Oil prices fell in morning trading on Monday after China’s set a modest target for economic growth for this year.
Brent, the benchmark for two thirds of the world’s oil, was trading 1.58 per cent lower at $84.43 a barrel at 3pm UAE time while West Texas Intermediate, the gauge that tracks US crude, fell 1.57 per cent to $78.43 a barrel.
China, the world’s second-largest economy and top crude importer, is aiming for gross domestic product growth of 5 per cent in 2023, lower than its last year's growth estimate of 5.5 per cent, it said on Sunday.
The country’s economy grew by 3 per cent in 2022.
China’s National Development and Reform Commission said the growth target of 5 per cent was “necessary to ensure stable growth, employment and prices”, the official Xinhua news agency reported.
This year's target is consistent with the growth potential of the Chinese economy and with the capability of resources and production factors to support the economy, the commission was quoted as saying.
“It will be a positive signal to the market and will bolster confidence, guide expectations, expand employment, improve living standards and prevent and defuse risks while pursuing development.”
"The fact that the second biggest economy in the world is expected to grow only around 5 per cent has put cold water on the expectations of a strong rally taking place in the black gold," said Naeem Aslam, chief investment officer at Zaye Capital Markets.
"Traders were thinking that the fact China has dismantled its Covid-related policies, we are going to see robust demand, but those expectations are hit today with a dose of reality."
Brent gained 3.6 per cent last week on positive economic data from the Asian country, which has been gradually reopening its economy after following a zero-Covid policy for about three years.
The International Energy Agency expects global oil demand to surge to record levels this year, driven by China’s economic recovery.

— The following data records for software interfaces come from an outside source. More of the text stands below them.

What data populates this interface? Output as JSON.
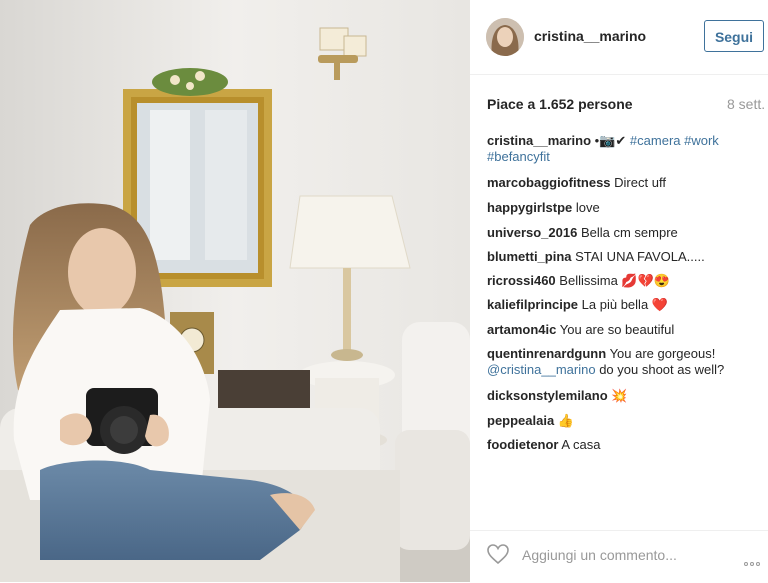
{
  "header": {
    "username": "cristina__marino",
    "follow_label": "Segui"
  },
  "post": {
    "likes": "Piace a 1.652 persone",
    "date": "8 sett."
  },
  "caption": {
    "username": "cristina__marino",
    "text": "•📷✔ ",
    "hashtags": [
      "#camera",
      "#work",
      "#befancyfit"
    ]
  },
  "comments": [
    {
      "username": "marcobaggiofitness",
      "text": "Direct uff"
    },
    {
      "username": "happygirlstpe",
      "text": "love"
    },
    {
      "username": "universo_2016",
      "text": "Bella cm sempre"
    },
    {
      "username": "blumetti_pina",
      "text": "STAI UNA FAVOLA....."
    },
    {
      "username": "ricrossi460",
      "text": "Bellissima 💋💔😍"
    },
    {
      "username": "kaliefilprincipe",
      "text": "La più bella ❤️"
    },
    {
      "username": "artamon4ic",
      "text": "You are so beautiful"
    },
    {
      "username": "quentinrenardgunn",
      "text": "You are gorgeous!",
      "mention": "@cristina__marino",
      "text2": "do you shoot as well?"
    },
    {
      "username": "dicksonstylemilano",
      "text": "💥"
    },
    {
      "username": "peppealaia",
      "text": "👍"
    },
    {
      "username": "foodietenor",
      "text": "A casa"
    }
  ],
  "comment_input": {
    "placeholder": "Aggiungi un commento..."
  },
  "icons": {
    "like": "heart-icon",
    "more": "more-options-icon",
    "verified_check_color": "#4caf50"
  },
  "colors": {
    "link": "#3f729b",
    "text": "#262626",
    "muted": "#999999"
  }
}
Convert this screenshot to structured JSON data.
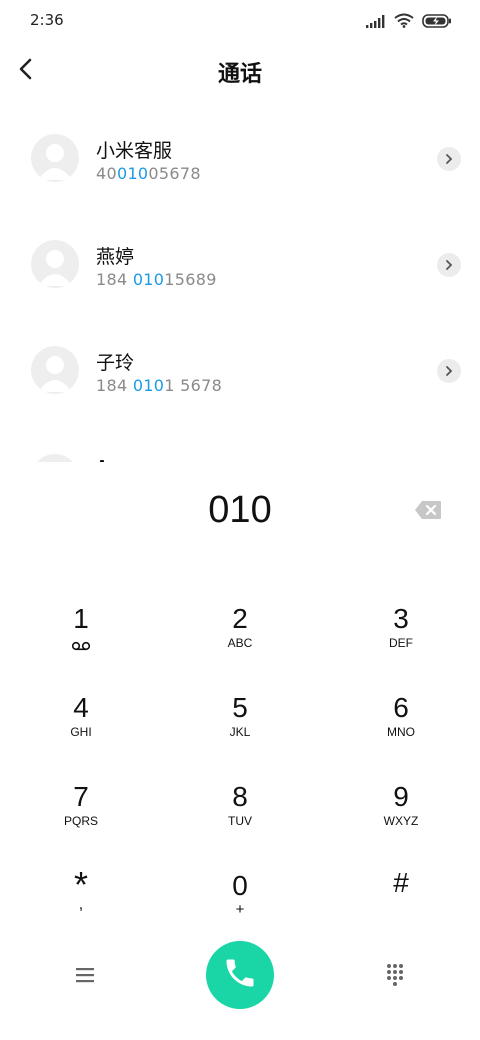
{
  "status_bar": {
    "time": "2:36",
    "signal_icon": "signal-icon",
    "wifi_icon": "wifi-icon",
    "battery_icon": "battery-charging-icon"
  },
  "header": {
    "title": "通话",
    "back_icon": "chevron-left-icon"
  },
  "contacts": [
    {
      "name": "小米客服",
      "number_pre": "40",
      "number_match": "010",
      "number_post": "05678"
    },
    {
      "name": "燕婷",
      "number_pre": "184 ",
      "number_match": "010",
      "number_post": "15689"
    },
    {
      "name": "子玲",
      "number_pre": "184 ",
      "number_match": "010",
      "number_post": "1 5678"
    }
  ],
  "dialer": {
    "input": "010",
    "delete_icon": "backspace-icon"
  },
  "keypad": [
    {
      "digit": "1",
      "letters": ""
    },
    {
      "digit": "2",
      "letters": "ABC"
    },
    {
      "digit": "3",
      "letters": "DEF"
    },
    {
      "digit": "4",
      "letters": "GHI"
    },
    {
      "digit": "5",
      "letters": "JKL"
    },
    {
      "digit": "6",
      "letters": "MNO"
    },
    {
      "digit": "7",
      "letters": "PQRS"
    },
    {
      "digit": "8",
      "letters": "TUV"
    },
    {
      "digit": "9",
      "letters": "WXYZ"
    },
    {
      "digit": "*",
      "letters": ","
    },
    {
      "digit": "0",
      "letters": "+"
    },
    {
      "digit": "#",
      "letters": ""
    }
  ],
  "bottom_bar": {
    "menu_icon": "menu-icon",
    "call_icon": "phone-icon",
    "keypad_icon": "dialpad-icon"
  },
  "colors": {
    "highlight": "#1a9be6",
    "call_button": "#1ad6a6",
    "muted_text": "#8a8a8a"
  }
}
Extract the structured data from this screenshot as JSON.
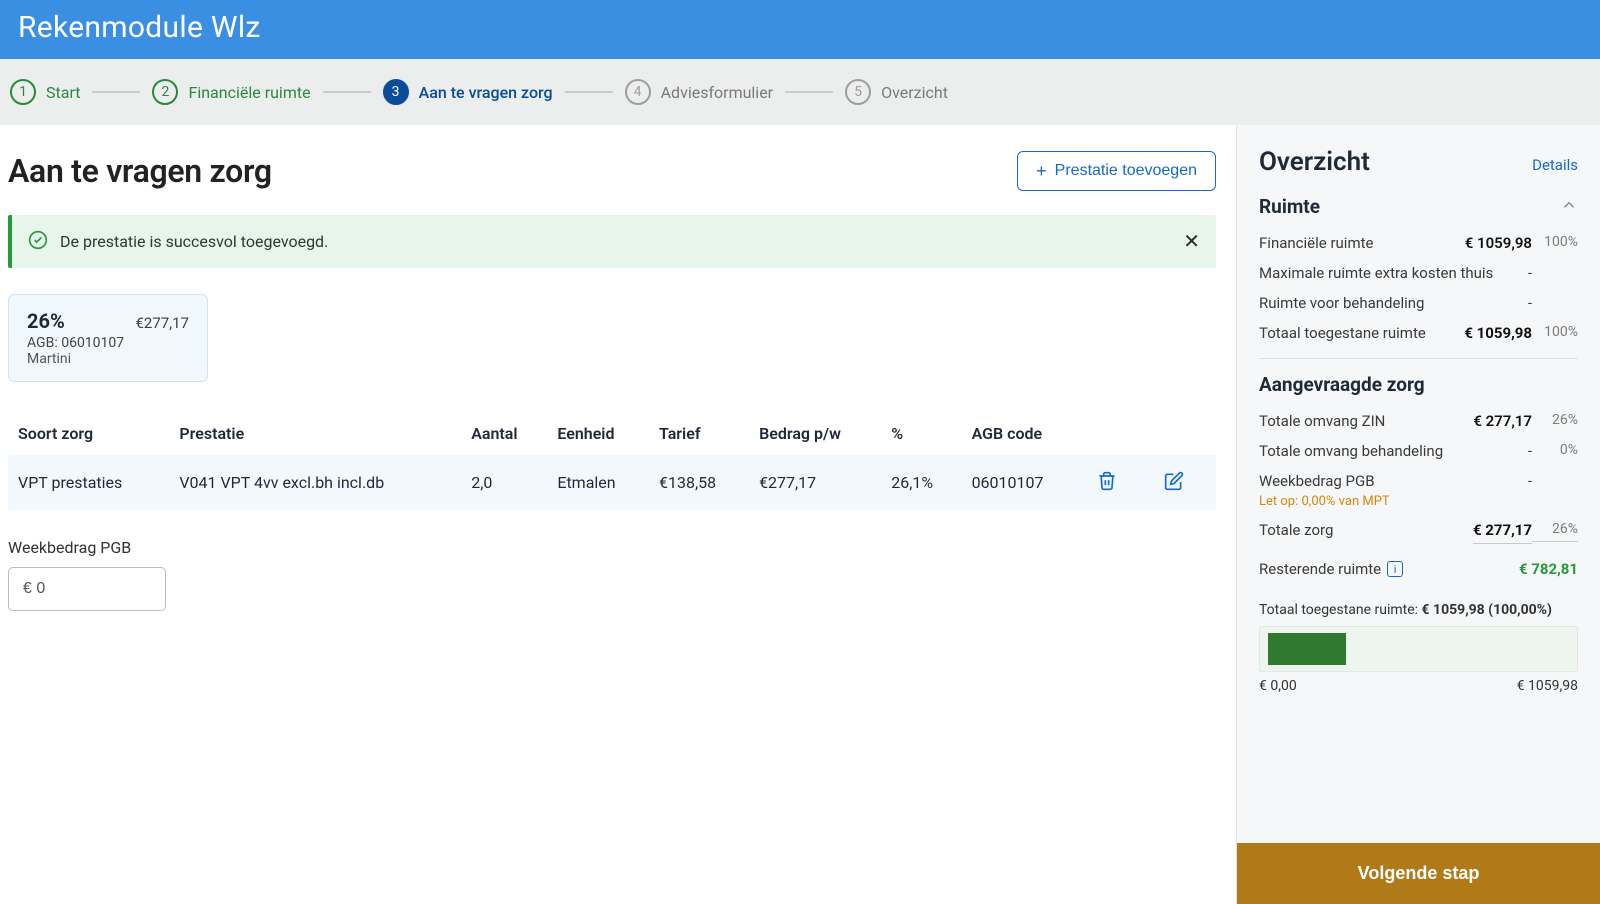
{
  "header": {
    "title": "Rekenmodule Wlz"
  },
  "wizard": {
    "steps": [
      {
        "num": "1",
        "label": "Start",
        "state": "done"
      },
      {
        "num": "2",
        "label": "Financiële ruimte",
        "state": "done"
      },
      {
        "num": "3",
        "label": "Aan te vragen zorg",
        "state": "active"
      },
      {
        "num": "4",
        "label": "Adviesformulier",
        "state": "pending"
      },
      {
        "num": "5",
        "label": "Overzicht",
        "state": "pending"
      }
    ]
  },
  "main": {
    "title": "Aan te vragen zorg",
    "add_button": "Prestatie toevoegen",
    "alert": "De prestatie is succesvol toegevoegd.",
    "card": {
      "pct": "26%",
      "amount": "€277,17",
      "agb_label": "AGB:",
      "agb_code": "06010107",
      "provider": "Martini"
    },
    "table": {
      "headers": {
        "soort": "Soort zorg",
        "prestatie": "Prestatie",
        "aantal": "Aantal",
        "eenheid": "Eenheid",
        "tarief": "Tarief",
        "bedrag": "Bedrag p/w",
        "pct": "%",
        "agb": "AGB code"
      },
      "row": {
        "soort": "VPT prestaties",
        "prestatie": "V041 VPT 4vv excl.bh incl.db",
        "aantal": "2,0",
        "eenheid": "Etmalen",
        "tarief": "€138,58",
        "bedrag": "€277,17",
        "pct": "26,1%",
        "agb": "06010107"
      }
    },
    "pgb": {
      "label": "Weekbedrag PGB",
      "value": "€ 0"
    }
  },
  "side": {
    "title": "Overzicht",
    "details": "Details",
    "ruimte": {
      "heading": "Ruimte",
      "rows": [
        {
          "k": "Financiële ruimte",
          "v": "€ 1059,98",
          "p": "100%"
        },
        {
          "k": "Maximale ruimte extra kosten thuis",
          "v": "-",
          "p": ""
        },
        {
          "k": "Ruimte voor behandeling",
          "v": "-",
          "p": ""
        },
        {
          "k": "Totaal toegestane ruimte",
          "v": "€ 1059,98",
          "p": "100%",
          "bold": true
        }
      ]
    },
    "aangevraagd": {
      "heading": "Aangevraagde zorg",
      "rows": [
        {
          "k": "Totale omvang ZIN",
          "v": "€ 277,17",
          "p": "26%"
        },
        {
          "k": "Totale omvang behandeling",
          "v": "-",
          "p": "0%"
        },
        {
          "k": "Weekbedrag PGB",
          "v": "-",
          "p": "",
          "warn": "Let op: 0,00% van MPT"
        },
        {
          "k": "Totale zorg",
          "v": "€ 277,17",
          "p": "26%",
          "underline": true
        }
      ]
    },
    "remaining": {
      "label": "Resterende ruimte",
      "value": "€ 782,81"
    },
    "bar": {
      "caption_prefix": "Totaal toegestane ruimte: ",
      "caption_value": "€ 1059,98 (100,00%)",
      "fill_pct": 26,
      "min": "€ 0,00",
      "max": "€ 1059,98"
    },
    "next": "Volgende stap"
  },
  "chart_data": {
    "type": "bar",
    "title": "Totaal toegestane ruimte: € 1059,98 (100,00%)",
    "categories": [
      "Totale zorg"
    ],
    "values": [
      277.17
    ],
    "xlim": [
      0,
      1059.98
    ],
    "xlabel": "€",
    "ylabel": ""
  }
}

Demand is projected to rise by two million barrels per day to 101.9 million bpd in 2023, the Paris-based agency said in its February oil market report. It previously forecast a growth of 1.9 million bpd.
Mike Muller, head of Vitol Asia, said that domestic fuel demand in China was on a rebound.
“We're seeing … reduced exports of petroleum products [from China], in stark contrast to what we had in the fourth quarter when there was a policy directive for Chinese refiners to crank up their runs and maximise exports,” Mr Muller said in an interview with Gulf Intelligence on Sunday.
“Those exports … [have] dried up because domestic margins for domestic consumption [were] good and there seems to be some desire to build inventory, as opposed to putting it into the international marketplace.”